Scientists debunk fears of a Yellowstone eruption over viral video
The video was posted online on March 20 and has since attracted millions of views. It shows dozens of bisons running along a road in the park, a popular attraction for tourists and outdoorsmen alike. Much of Yellowstone does sit on the surface of a long dormant volcanic caldera, or super volcano, which last erupted nearly 700,000 years ago.
Images of the running bison were quickly picked up by various media outlets, prompting comments from readers worried about issues ranging from biblical doom to the effects of global warming. Yellowstone officials admitted they have been overwhelmed by hundreds of calls and emails that have come in since the video, which featured a purported survivalist discussing an “imminent eruption,” went viral.
“It was a spring-like day and they were frisky,” park spokeswoman Amy Bartlett told Reuters of the rushing bison. “Contrary to online reports, it's a natural occurrence and not the end of the world.”
The truth is much easier to explain than a supervolcano. Yellowstone National Park public affairs chief Al Nash told BuzzFeed that the bison migrate from the park during the colder months to find food at lower elevation. Then, after the winter snow begins to melt, they return.
“We have seen no signs to suggest the Yellowstone volcano is about to erupt,” he said. The video of the bison actually shows the animals galloping deeper into the park, not away from it, officials said.
Claims of an imminent eruption became more credible to some earlier this week when a 4.8 magnitude earthquake shook the northwest section of the park. No injuries were reported, and the damage that was reported was not enough to alter any substantial portion of the park – although the quake was the strongest to hit the park since 1980.

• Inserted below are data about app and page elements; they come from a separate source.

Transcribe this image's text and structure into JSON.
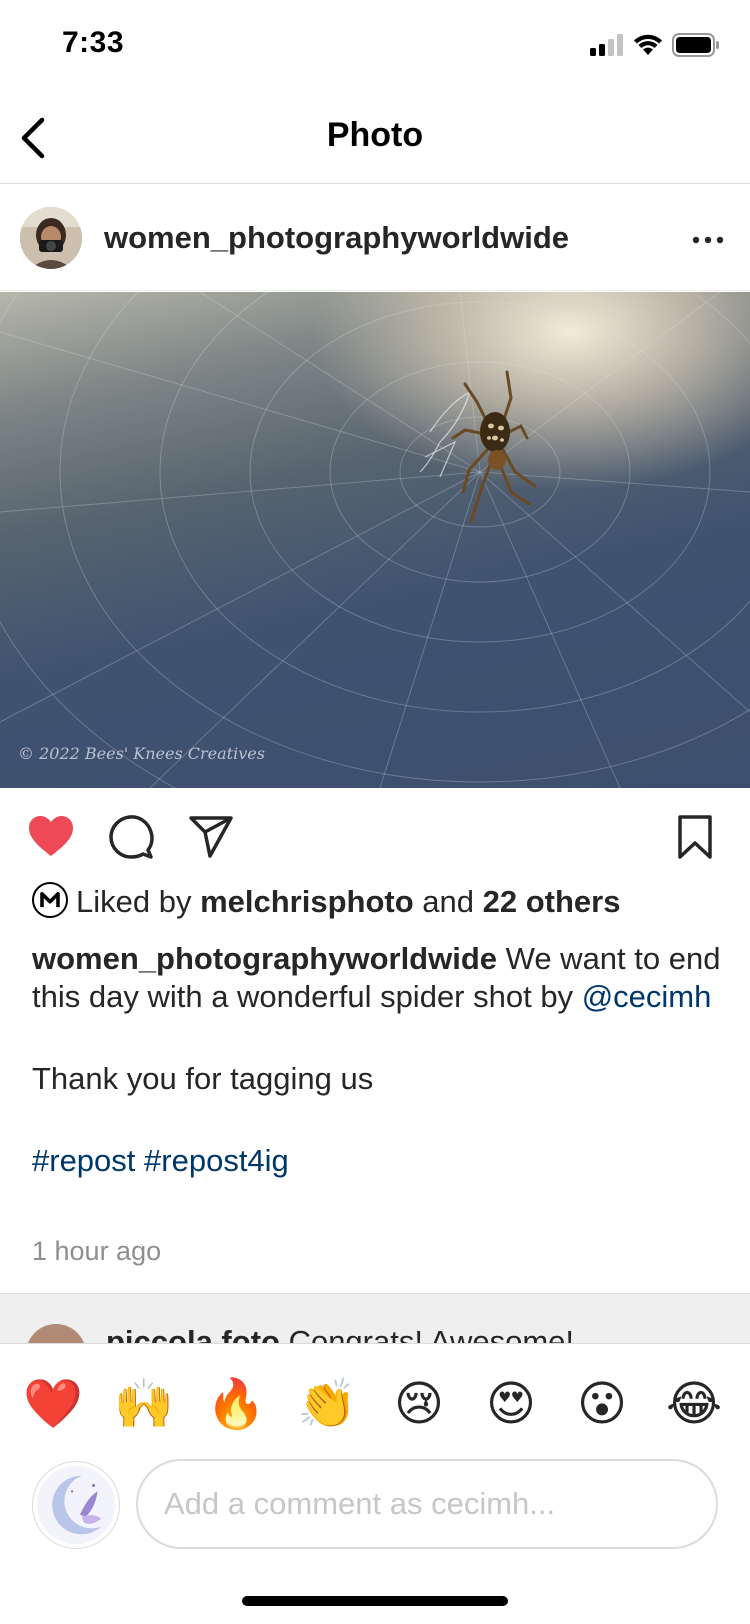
{
  "status_bar": {
    "time": "7:33"
  },
  "nav": {
    "title": "Photo"
  },
  "post": {
    "username": "women_photographyworldwide",
    "photo_watermark": "© 2022 Bees' Knees Creatives",
    "liked_by_prefix": "Liked by ",
    "liked_by_user": "melchrisphoto",
    "liked_by_and": " and ",
    "liked_by_others": "22 others",
    "caption_user": "women_photographyworldwide",
    "caption_text": " We want to end this day with a wonderful spider shot by ",
    "caption_mention": "@cecimh",
    "caption_thanks": "Thank you for tagging us",
    "hashtag_1": "#repost",
    "hashtag_2": "#repost4ig",
    "time_ago": "1 hour ago"
  },
  "comment_preview": {
    "username": "piccola.foto",
    "text": " Congrats! Awesome!"
  },
  "composer": {
    "emojis": [
      "❤️",
      "🙌",
      "🔥",
      "👏",
      "😢",
      "😍",
      "😮",
      "😂"
    ],
    "placeholder": "Add a comment as cecimh..."
  },
  "colors": {
    "like_red": "#ed4956",
    "link_blue": "#00376b",
    "muted_gray": "#8e8e8e"
  }
}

The earthquake did occur, however, near “an area or ground uplift tied to the upward movement of molten rock in the super-volcano, whose mouth, or caldera, is 50 miles long and 30 miles wide,” according to Reuters. Peter Cervelli, associate director for science and technology at the US Geological Survey's Volcano Science Center in California, told journalist Laura Zuckerman that uplift is rising by about 15 centimeters each year, although that does not make volcanic activity any more likely.
“The chance of that happening in our lifetimes is exceedingly insignificant,” he said.
Conclusive research on whether animals are able to predict catastrophic events is lacking, although a number of behavior analysts have publicly asserted that certain creatures exhibit odd behavior before major events take place.
Florida scientists monitoring 14 blacktip sharks via electronic monitor reported that the sharks dove into deeper waters 12 hours before Hurricane Charley struck in 2004. They observed the sharks for four years before this event and determined that their relocation – which lasted for two weeks after Charley had dissipated – was an anomaly.
Similar instances – including elephants trumpeting, stomping, and retreating to higher ground 12 hours before the 2005 tsunami ravaged the Indian coastline – have been reported throughout the world.